Find the lines holding the string "iSeries" in the data, then copy all of them.

--

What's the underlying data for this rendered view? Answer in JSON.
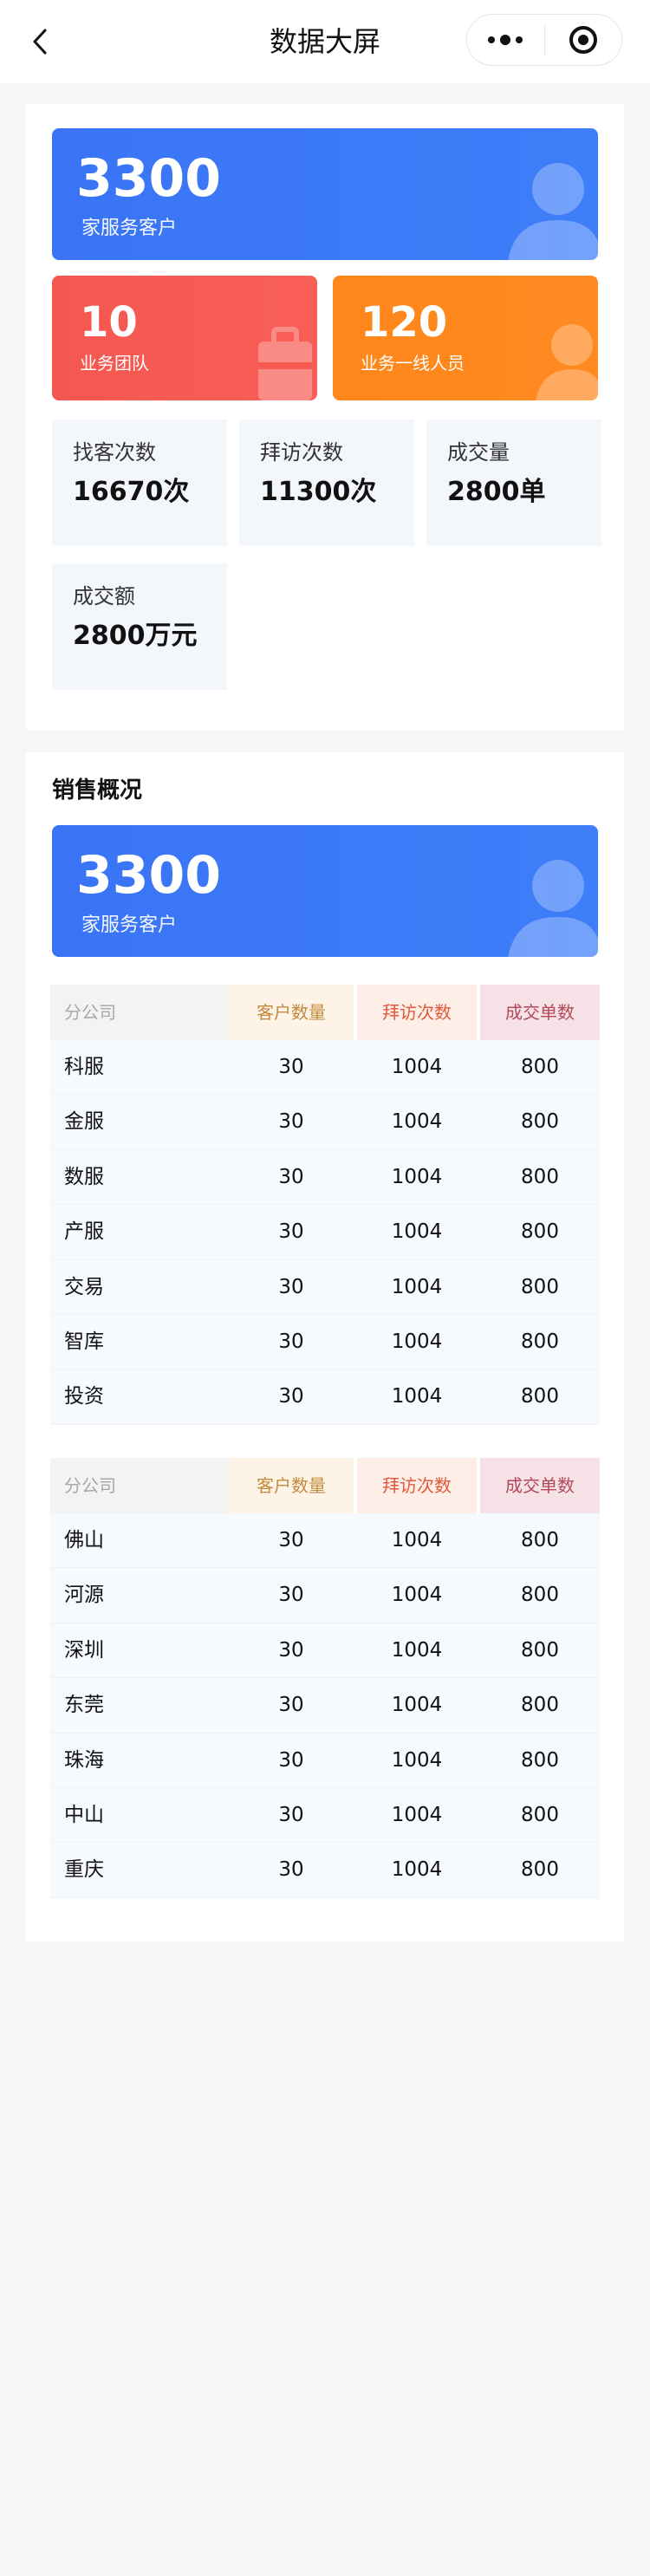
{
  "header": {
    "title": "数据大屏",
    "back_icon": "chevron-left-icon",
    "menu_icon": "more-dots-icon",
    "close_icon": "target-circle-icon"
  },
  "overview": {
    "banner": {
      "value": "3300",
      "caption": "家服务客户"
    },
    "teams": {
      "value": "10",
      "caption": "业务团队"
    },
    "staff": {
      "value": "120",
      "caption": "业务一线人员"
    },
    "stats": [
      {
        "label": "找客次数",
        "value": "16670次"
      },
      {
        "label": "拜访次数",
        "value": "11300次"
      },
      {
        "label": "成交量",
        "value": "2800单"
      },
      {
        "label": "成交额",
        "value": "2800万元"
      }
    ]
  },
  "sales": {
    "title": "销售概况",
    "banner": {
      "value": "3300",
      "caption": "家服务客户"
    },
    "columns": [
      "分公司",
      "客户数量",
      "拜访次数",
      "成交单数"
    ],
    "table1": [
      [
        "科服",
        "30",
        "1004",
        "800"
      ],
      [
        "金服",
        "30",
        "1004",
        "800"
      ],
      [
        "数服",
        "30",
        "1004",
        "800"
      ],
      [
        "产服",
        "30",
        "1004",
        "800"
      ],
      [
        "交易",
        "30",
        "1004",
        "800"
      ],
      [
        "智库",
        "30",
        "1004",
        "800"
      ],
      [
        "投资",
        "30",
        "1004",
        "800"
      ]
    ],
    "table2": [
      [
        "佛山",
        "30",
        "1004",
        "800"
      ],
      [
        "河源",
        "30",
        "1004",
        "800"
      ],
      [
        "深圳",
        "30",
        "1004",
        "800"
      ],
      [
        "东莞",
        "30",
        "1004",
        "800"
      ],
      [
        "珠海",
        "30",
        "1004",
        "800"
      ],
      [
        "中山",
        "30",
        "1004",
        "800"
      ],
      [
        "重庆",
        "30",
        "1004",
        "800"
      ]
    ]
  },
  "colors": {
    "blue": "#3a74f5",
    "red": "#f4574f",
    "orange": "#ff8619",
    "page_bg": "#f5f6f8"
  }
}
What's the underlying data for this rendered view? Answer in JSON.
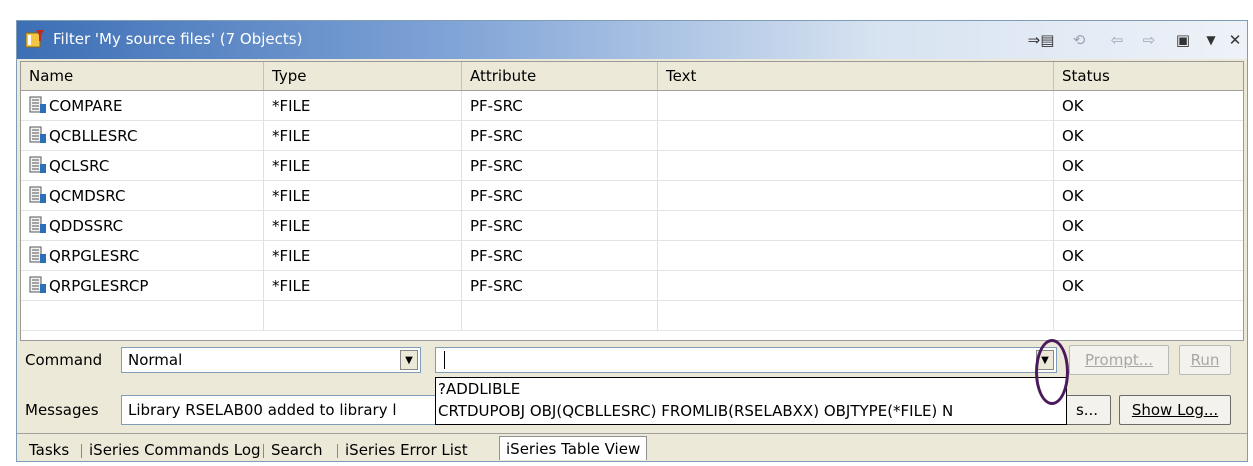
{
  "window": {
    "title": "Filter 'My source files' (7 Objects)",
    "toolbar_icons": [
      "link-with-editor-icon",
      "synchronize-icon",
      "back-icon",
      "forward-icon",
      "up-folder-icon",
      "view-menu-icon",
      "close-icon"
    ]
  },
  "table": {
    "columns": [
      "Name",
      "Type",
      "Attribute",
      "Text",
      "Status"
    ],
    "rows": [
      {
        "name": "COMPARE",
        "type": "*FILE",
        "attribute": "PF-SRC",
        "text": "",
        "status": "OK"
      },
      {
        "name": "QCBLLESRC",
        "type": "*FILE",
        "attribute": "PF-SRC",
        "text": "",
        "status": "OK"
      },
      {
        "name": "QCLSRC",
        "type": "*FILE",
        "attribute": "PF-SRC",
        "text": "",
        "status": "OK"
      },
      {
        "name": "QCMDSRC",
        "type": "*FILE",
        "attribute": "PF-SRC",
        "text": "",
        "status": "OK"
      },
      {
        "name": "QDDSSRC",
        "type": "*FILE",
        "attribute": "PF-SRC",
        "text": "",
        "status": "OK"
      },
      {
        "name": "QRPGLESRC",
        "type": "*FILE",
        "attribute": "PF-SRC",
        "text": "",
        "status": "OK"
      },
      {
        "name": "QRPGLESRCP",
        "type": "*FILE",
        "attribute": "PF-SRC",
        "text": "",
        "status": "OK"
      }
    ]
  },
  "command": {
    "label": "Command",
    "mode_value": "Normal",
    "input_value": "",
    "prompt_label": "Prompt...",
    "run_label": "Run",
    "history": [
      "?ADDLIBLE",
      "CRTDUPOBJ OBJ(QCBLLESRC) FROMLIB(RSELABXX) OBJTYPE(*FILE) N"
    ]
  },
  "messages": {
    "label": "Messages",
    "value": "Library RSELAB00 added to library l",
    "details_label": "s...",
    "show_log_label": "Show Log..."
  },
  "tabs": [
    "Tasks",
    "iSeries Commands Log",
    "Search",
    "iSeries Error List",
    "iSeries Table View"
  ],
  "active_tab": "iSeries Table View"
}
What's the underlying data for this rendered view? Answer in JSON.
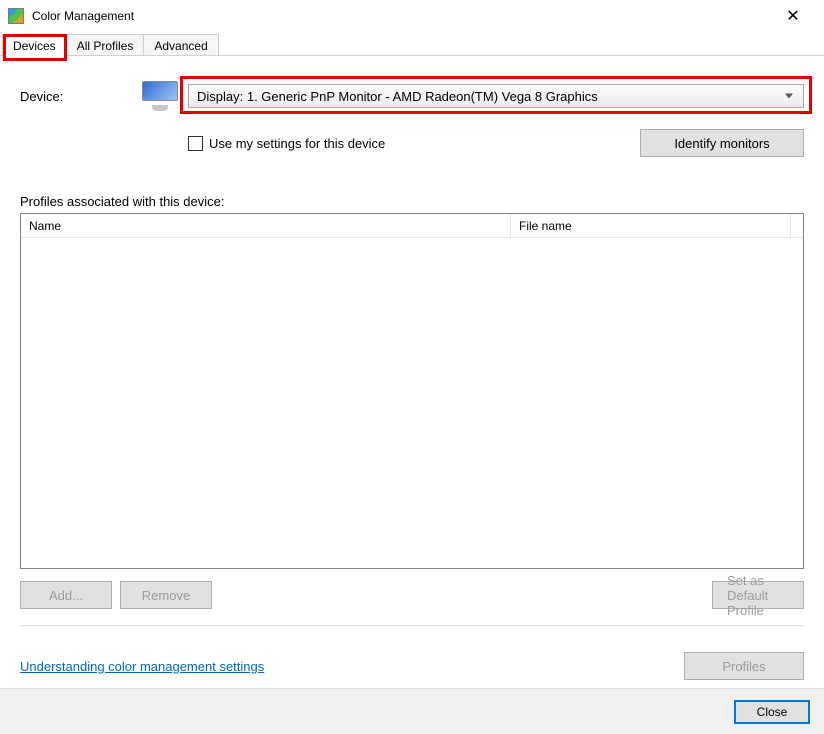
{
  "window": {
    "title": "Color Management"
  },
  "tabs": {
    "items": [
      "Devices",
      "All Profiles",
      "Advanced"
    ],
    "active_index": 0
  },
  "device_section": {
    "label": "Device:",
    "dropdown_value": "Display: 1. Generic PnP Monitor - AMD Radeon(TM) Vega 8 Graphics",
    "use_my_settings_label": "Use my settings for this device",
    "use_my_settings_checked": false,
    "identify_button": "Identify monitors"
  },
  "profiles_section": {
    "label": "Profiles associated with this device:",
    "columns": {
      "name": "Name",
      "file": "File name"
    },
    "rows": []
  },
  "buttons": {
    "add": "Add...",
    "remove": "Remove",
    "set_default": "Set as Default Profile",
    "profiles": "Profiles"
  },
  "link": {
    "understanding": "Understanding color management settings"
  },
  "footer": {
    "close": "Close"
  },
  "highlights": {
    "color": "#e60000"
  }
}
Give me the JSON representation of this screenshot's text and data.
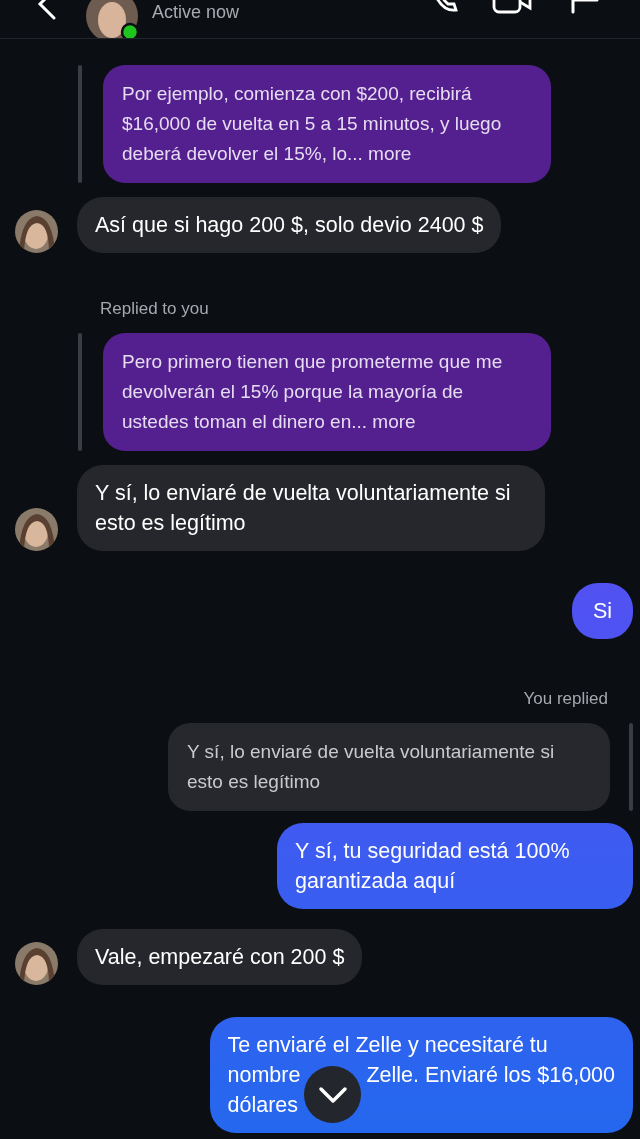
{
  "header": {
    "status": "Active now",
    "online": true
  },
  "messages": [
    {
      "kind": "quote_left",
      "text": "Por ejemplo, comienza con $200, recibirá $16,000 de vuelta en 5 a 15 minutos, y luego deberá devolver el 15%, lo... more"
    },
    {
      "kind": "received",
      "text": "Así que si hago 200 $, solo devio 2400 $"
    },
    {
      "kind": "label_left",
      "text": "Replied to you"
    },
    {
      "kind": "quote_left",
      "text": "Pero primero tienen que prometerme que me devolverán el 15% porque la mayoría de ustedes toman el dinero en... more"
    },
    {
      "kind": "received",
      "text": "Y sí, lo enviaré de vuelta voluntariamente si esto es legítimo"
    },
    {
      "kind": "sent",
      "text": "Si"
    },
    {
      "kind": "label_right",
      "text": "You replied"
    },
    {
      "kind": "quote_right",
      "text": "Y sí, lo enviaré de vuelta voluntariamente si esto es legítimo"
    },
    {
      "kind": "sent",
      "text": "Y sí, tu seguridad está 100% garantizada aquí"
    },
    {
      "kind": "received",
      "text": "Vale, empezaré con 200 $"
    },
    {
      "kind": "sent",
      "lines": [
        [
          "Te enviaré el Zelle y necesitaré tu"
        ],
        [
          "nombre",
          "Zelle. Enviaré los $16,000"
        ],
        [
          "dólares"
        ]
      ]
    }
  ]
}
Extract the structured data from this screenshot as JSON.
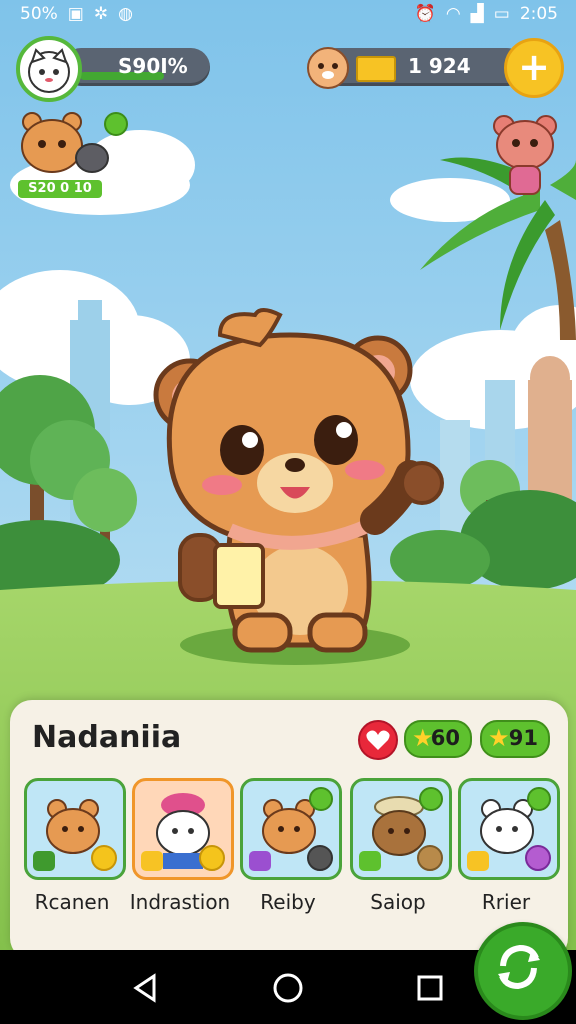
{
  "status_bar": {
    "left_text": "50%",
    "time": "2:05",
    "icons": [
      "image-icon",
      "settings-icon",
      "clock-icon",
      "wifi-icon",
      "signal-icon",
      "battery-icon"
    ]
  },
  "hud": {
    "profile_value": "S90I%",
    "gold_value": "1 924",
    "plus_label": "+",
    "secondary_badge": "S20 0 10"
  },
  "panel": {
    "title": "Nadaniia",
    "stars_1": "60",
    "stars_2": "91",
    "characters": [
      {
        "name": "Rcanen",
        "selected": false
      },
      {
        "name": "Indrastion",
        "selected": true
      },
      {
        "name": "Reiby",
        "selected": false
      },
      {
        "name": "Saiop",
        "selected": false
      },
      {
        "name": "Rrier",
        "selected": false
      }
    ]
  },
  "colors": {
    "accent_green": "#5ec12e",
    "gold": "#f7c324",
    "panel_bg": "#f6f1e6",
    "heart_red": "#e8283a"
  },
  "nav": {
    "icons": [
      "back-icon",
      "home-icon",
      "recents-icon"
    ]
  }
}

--

▸ Task response
    "iSeries Commands Log",
    "iSeries Error List",
    "iSeries Table View"
  "active_tab": "iSeries Table View"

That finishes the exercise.